We're ministering with women of diverse backgrounds in terms of their family situation, work, education and income level. Many women are trying to balance work and family and want to spend the little free time they have doing something of value. They want something that meets their needs before they commit. There is no one-size-fits-all category.
Ministry with women will look different in each setting. It's about building relationships with women inside the corps as well as in the community. It's about looking at women's individual gifts and how they can be used, including what they bring from their professional lives. Programming has increasingly become short-term and flexible to accommodate busy schedules.
What will you miss most about Canada and Bermuda?
I'll miss connecting with people around the territory. I'll miss my two children, daughter-in-law and elderly parents. I will miss those with whom I have shared as “partners in the gospel” in my role as territorial secretary for women's ministries. My husband and I have journeyed with so many through our various appointments in corps, youth and administrative work. I have treasured listening to people's stories, sharing in their journeys and praying with them through life's ups and downs.
What unique opportunities are you anticipating in Australia?
I look forward to seeing new expressions of The Salvation Army and responding to local needs and opportunities. I anticipate the joys of working alongside territorial headquarters staff, divisional directors of women's ministries and women of the Australia Southern Territory. Over these last 27 years as an officer, I have built friendships and connected with women who have prayed for me, encouraged me and challenged me. Through it all, God has always provided everything I have needed and more.

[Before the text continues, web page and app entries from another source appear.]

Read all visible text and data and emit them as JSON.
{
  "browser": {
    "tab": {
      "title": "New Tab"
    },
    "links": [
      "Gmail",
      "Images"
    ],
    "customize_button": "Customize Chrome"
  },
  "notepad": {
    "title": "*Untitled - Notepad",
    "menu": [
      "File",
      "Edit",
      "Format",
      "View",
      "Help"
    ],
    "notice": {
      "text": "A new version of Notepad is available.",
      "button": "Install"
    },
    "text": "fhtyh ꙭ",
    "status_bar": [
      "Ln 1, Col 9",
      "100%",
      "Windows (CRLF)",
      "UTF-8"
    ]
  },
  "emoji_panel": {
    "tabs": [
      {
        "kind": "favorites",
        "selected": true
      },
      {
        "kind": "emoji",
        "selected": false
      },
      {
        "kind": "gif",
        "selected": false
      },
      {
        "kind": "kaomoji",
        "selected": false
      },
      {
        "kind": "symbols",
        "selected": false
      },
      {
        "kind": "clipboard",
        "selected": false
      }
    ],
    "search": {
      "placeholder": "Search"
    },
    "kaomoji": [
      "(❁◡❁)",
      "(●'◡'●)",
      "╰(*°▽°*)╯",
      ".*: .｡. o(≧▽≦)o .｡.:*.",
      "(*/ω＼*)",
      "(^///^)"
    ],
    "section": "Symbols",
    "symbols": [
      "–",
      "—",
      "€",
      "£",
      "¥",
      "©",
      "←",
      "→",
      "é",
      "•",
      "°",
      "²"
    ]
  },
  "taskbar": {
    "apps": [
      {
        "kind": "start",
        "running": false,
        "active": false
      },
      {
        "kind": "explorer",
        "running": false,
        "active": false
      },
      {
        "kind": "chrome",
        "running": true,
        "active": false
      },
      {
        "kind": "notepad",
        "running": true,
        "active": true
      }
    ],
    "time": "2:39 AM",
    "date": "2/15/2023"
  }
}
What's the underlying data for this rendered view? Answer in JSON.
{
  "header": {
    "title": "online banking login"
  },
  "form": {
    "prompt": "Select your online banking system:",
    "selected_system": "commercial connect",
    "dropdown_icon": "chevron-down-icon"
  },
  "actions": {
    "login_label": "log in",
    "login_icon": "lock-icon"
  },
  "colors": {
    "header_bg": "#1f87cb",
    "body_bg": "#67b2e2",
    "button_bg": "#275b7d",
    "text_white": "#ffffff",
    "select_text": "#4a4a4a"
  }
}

I am reminded of the song, “He is able, more than able, to accomplish what concerns me today.” As I make this transition, I go in confidence, claiming Philippians 1:6 that he who began a good work in me will carry it to completion until the day of Christ Jesus.